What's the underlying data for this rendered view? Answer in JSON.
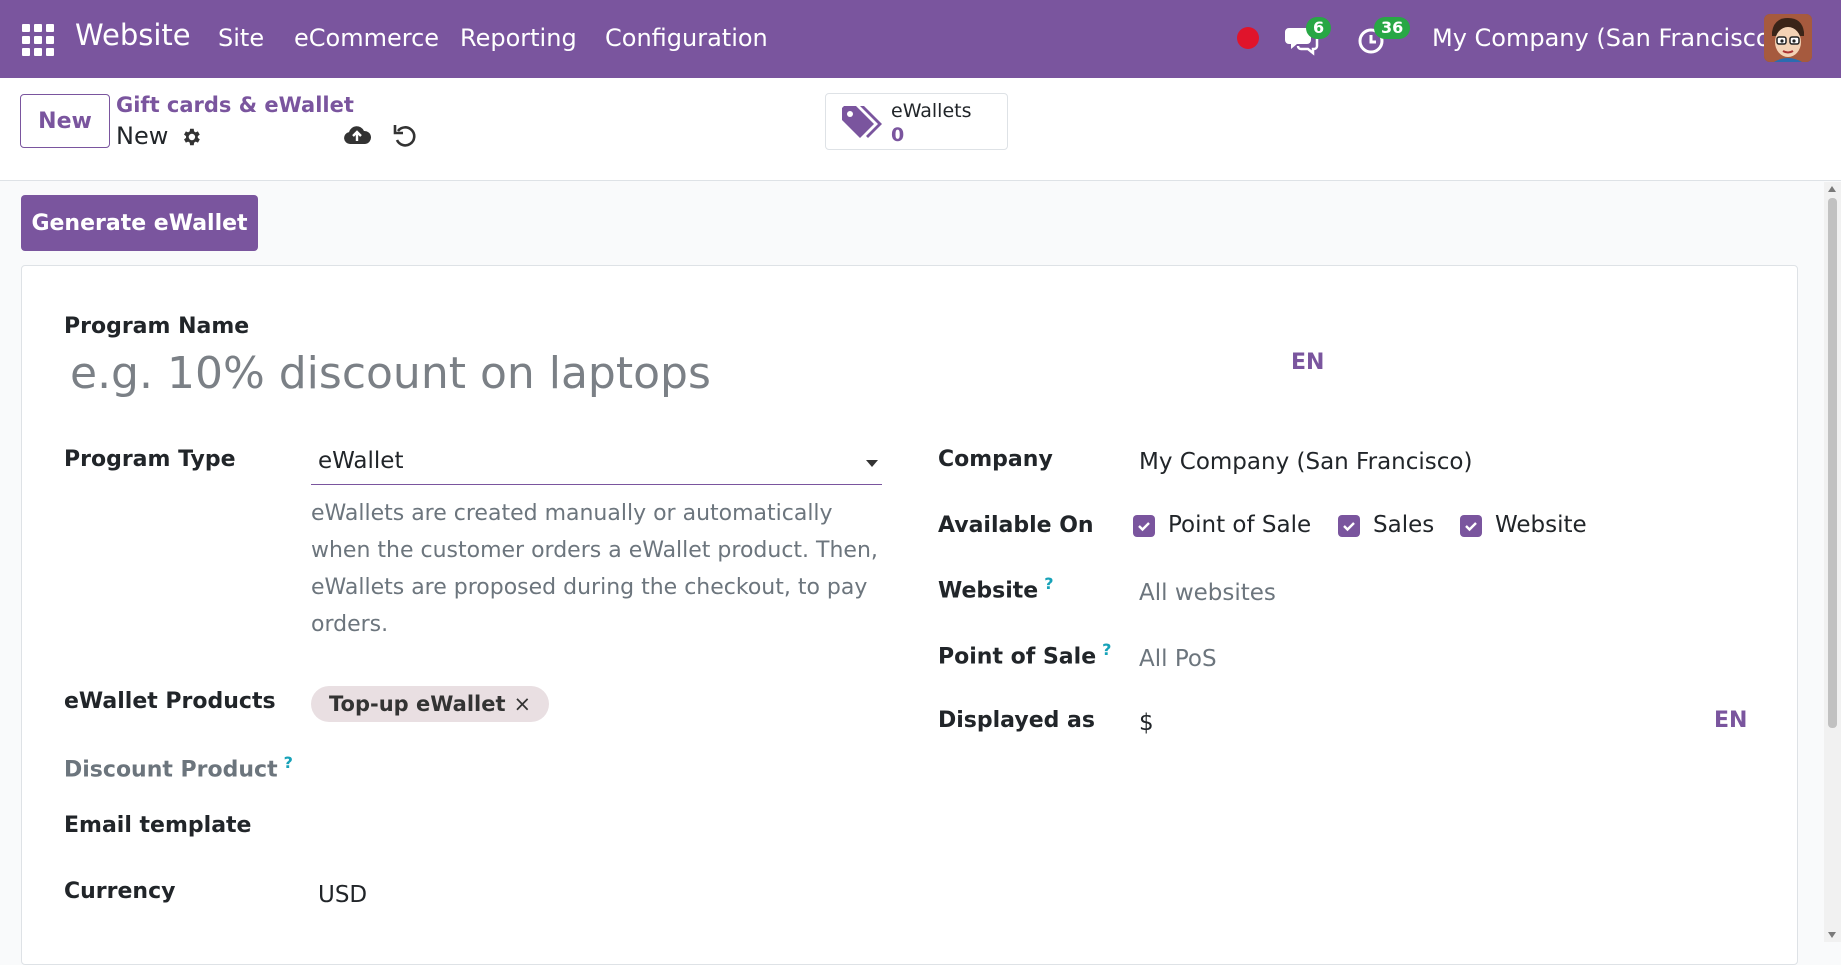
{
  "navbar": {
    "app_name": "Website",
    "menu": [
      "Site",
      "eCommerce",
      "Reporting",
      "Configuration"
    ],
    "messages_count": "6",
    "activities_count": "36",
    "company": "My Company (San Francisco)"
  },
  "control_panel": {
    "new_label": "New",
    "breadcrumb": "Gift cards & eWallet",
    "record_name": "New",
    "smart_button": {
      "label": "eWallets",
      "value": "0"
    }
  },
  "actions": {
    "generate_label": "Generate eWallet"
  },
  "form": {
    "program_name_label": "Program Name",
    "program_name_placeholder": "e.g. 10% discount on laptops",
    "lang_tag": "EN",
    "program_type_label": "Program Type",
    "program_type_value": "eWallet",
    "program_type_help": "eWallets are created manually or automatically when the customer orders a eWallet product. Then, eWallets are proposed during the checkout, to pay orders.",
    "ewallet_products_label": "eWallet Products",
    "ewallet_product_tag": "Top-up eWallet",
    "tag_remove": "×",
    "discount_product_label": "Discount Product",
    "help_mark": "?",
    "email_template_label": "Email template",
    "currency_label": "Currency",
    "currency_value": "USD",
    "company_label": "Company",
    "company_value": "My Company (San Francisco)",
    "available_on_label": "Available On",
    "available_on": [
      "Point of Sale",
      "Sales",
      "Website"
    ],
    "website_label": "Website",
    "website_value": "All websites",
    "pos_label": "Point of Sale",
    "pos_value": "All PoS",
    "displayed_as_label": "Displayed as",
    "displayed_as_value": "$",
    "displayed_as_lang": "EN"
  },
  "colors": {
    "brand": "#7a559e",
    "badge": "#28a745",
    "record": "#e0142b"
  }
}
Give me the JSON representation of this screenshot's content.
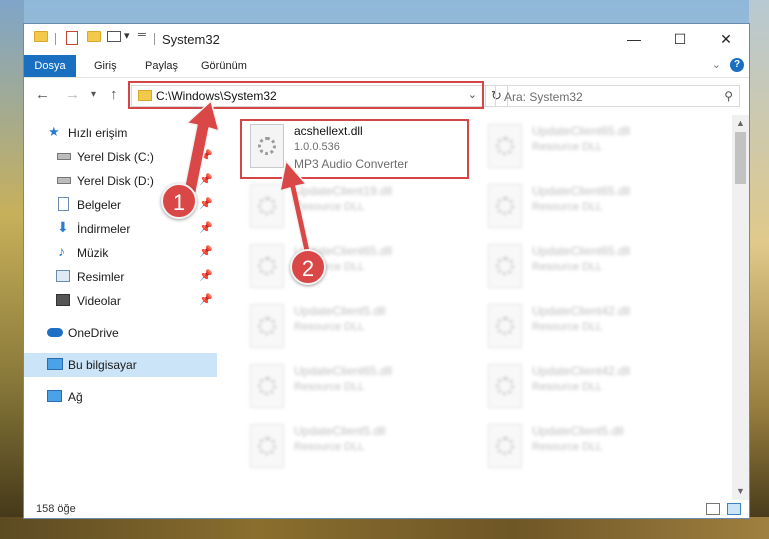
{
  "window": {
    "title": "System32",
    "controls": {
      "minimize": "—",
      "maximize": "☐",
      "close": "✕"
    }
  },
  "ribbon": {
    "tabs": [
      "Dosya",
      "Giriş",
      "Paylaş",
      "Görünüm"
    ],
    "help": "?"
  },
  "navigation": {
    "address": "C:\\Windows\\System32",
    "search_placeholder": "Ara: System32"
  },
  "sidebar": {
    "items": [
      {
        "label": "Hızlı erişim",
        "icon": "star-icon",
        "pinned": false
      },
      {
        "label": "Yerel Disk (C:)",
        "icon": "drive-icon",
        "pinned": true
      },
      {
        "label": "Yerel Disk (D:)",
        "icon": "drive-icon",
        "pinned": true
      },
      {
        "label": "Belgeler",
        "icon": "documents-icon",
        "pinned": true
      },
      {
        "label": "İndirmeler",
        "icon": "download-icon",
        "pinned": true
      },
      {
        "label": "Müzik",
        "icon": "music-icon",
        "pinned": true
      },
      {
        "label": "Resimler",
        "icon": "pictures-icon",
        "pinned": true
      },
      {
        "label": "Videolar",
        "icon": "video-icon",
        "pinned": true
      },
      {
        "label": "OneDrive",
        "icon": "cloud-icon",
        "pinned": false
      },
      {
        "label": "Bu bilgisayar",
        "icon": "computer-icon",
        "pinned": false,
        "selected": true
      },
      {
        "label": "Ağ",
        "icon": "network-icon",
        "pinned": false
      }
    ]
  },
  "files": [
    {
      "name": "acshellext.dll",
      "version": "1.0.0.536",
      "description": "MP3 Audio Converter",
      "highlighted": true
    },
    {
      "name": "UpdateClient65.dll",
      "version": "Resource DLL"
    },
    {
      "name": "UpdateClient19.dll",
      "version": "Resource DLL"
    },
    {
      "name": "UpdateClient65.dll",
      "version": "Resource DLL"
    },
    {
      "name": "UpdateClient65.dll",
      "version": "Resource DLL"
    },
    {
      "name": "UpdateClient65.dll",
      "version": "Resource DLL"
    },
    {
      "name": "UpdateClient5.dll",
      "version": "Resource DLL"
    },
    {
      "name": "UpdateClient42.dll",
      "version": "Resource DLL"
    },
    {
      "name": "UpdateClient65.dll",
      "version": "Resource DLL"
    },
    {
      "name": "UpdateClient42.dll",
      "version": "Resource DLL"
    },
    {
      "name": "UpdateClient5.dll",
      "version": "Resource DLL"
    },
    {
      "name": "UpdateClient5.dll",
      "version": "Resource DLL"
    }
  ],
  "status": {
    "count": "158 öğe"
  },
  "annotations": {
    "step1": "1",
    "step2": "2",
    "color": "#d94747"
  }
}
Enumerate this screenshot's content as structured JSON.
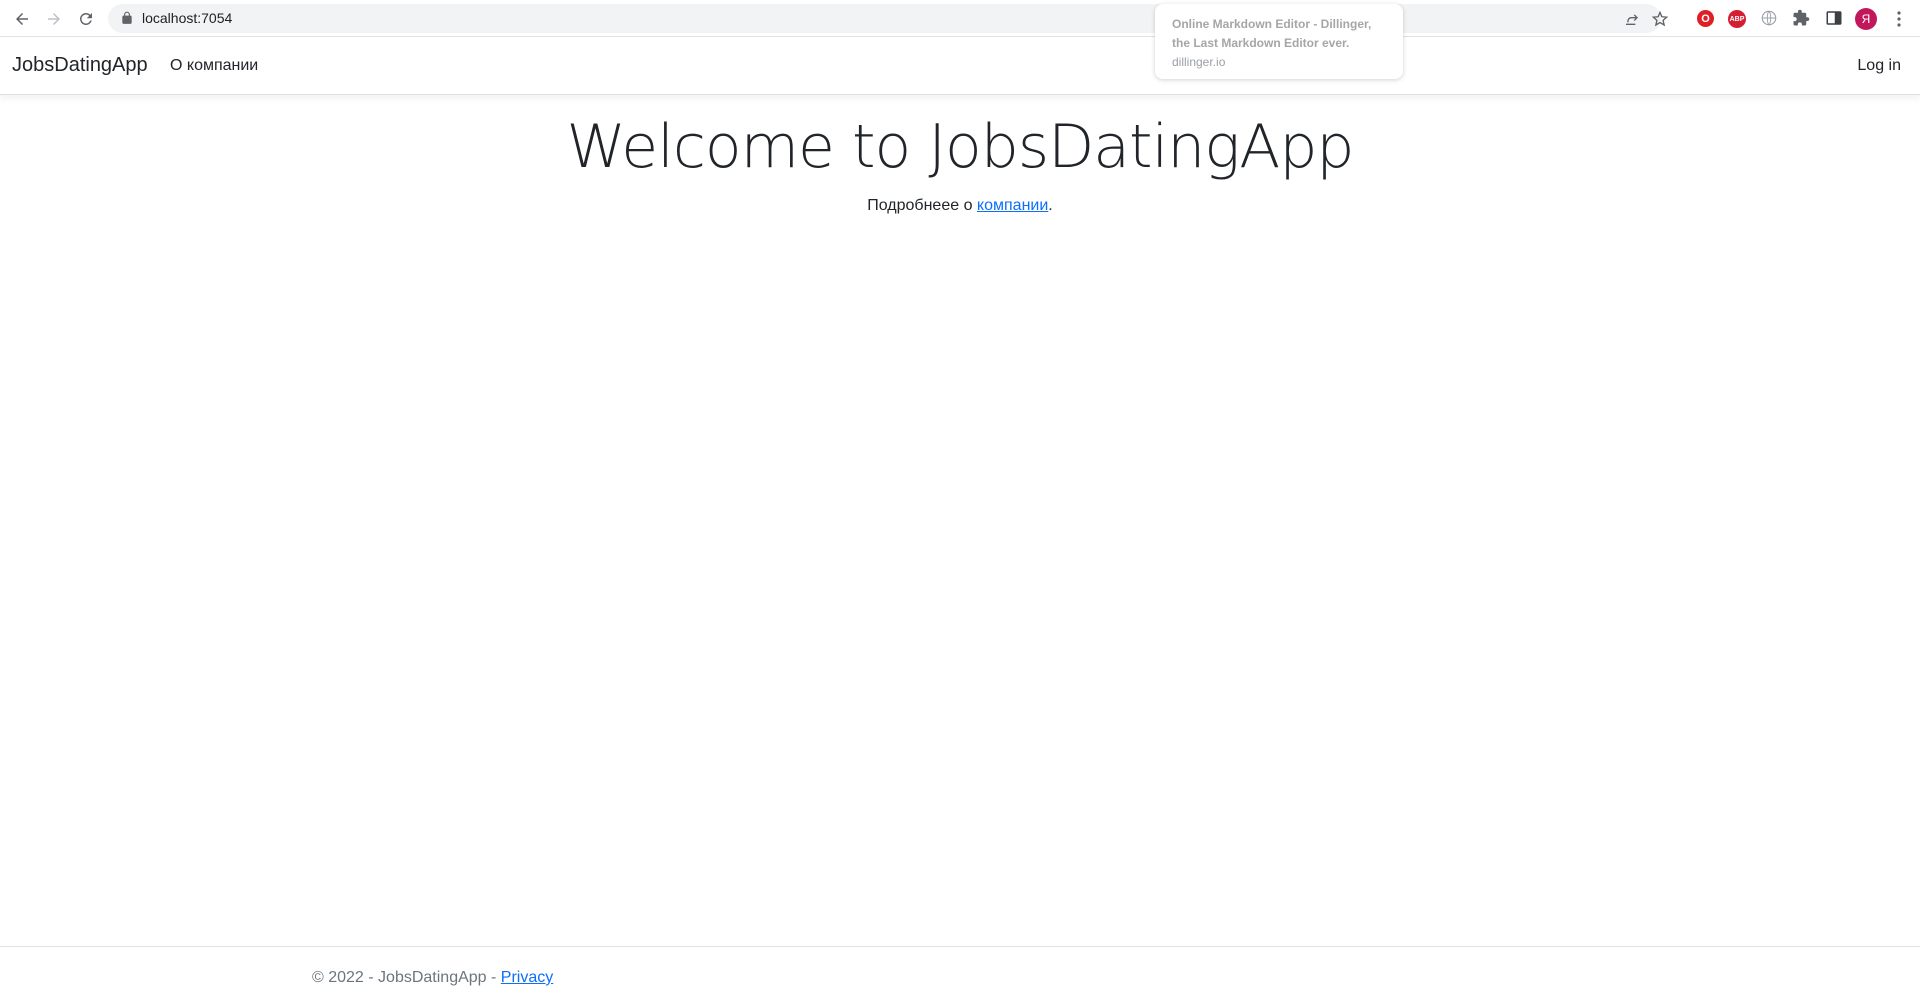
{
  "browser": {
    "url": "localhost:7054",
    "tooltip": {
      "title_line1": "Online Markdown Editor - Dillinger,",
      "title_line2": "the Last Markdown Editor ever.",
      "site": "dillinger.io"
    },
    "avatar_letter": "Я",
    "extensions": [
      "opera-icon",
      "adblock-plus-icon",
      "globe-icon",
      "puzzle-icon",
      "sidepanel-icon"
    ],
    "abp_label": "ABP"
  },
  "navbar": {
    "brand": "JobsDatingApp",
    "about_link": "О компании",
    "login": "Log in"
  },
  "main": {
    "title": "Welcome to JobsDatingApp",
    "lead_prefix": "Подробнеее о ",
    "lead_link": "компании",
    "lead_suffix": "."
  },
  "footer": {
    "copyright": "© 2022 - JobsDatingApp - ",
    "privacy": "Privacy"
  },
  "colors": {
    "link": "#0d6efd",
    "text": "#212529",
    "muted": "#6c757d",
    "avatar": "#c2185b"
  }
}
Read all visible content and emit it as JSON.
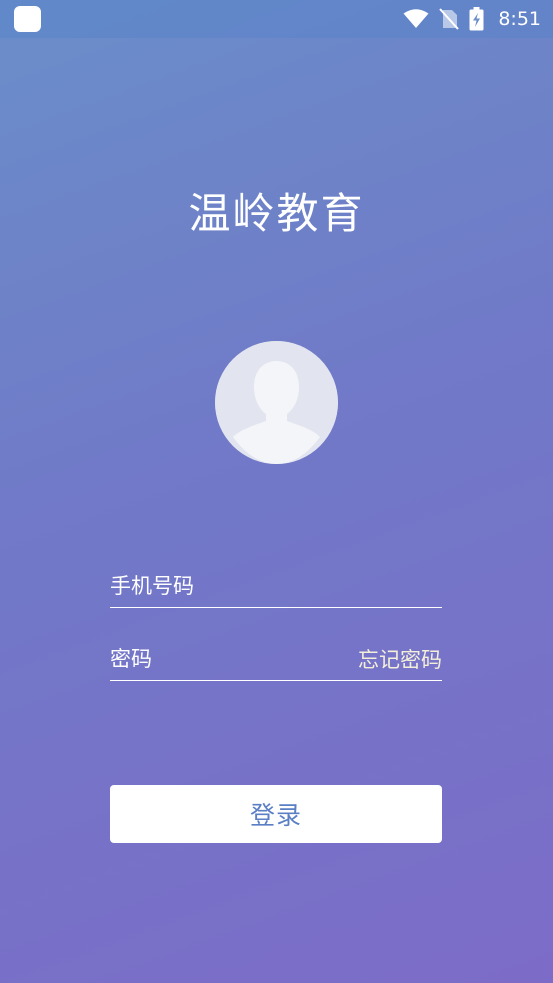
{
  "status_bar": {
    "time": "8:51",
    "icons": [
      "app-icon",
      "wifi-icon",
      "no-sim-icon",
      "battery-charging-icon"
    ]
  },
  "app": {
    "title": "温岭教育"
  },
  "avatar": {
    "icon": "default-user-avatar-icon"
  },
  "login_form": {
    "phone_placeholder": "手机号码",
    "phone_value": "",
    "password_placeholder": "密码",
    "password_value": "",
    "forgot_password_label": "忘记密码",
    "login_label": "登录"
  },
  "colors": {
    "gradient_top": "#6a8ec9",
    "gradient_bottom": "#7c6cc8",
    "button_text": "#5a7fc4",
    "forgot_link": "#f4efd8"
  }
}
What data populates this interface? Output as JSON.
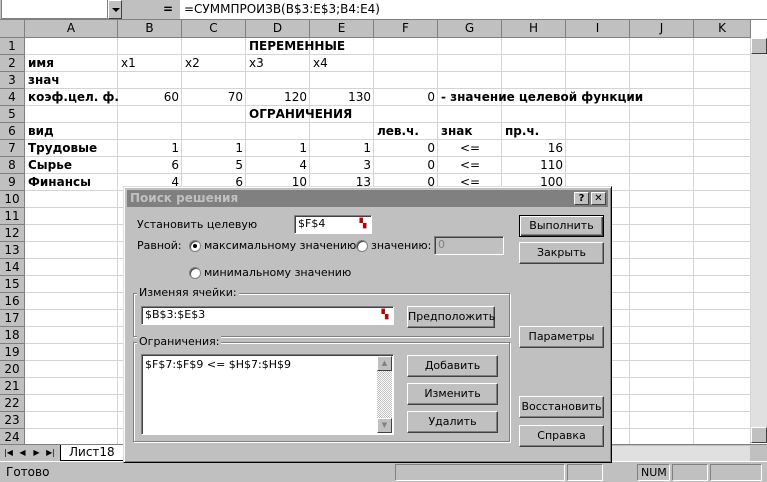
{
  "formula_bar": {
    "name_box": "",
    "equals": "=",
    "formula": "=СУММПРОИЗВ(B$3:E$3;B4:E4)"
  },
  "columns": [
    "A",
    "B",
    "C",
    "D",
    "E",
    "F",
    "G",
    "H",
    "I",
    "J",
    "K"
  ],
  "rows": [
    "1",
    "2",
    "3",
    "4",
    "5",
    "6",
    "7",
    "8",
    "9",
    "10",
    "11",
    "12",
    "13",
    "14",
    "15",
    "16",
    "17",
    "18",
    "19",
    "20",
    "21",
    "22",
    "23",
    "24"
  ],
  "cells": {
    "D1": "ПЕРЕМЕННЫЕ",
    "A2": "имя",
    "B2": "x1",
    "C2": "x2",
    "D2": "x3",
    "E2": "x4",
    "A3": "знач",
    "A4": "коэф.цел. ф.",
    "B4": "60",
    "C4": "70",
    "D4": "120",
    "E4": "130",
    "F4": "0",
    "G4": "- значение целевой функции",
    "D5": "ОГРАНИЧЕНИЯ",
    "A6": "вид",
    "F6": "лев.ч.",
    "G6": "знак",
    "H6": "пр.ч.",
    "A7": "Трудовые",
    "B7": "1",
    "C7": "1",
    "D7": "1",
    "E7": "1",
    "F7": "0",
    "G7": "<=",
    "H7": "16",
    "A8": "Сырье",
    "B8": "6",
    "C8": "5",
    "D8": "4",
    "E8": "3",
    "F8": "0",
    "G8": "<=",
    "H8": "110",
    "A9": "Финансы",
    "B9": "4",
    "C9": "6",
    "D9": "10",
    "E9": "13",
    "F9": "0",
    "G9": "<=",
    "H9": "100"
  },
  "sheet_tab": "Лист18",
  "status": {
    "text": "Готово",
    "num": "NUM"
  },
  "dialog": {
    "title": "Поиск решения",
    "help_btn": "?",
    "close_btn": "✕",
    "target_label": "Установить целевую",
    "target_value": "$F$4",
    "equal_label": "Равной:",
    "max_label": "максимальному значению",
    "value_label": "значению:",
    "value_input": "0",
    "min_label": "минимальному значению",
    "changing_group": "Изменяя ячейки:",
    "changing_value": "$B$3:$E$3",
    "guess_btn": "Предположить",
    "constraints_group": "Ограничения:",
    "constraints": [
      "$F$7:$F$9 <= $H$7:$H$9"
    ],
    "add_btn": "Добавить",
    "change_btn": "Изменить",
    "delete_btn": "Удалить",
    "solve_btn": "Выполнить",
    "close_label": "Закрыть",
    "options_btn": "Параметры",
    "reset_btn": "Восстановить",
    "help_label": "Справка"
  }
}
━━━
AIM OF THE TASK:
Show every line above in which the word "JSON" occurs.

RESULT OF THIS TASK:
What's the underlying data for this rendered view? Answer in JSON.
Give me the JSON representation of this screenshot's content.
Enumerate this screenshot's content as structured JSON.
Read all visible content and emit it as JSON.
What data populates this interface? Output as JSON.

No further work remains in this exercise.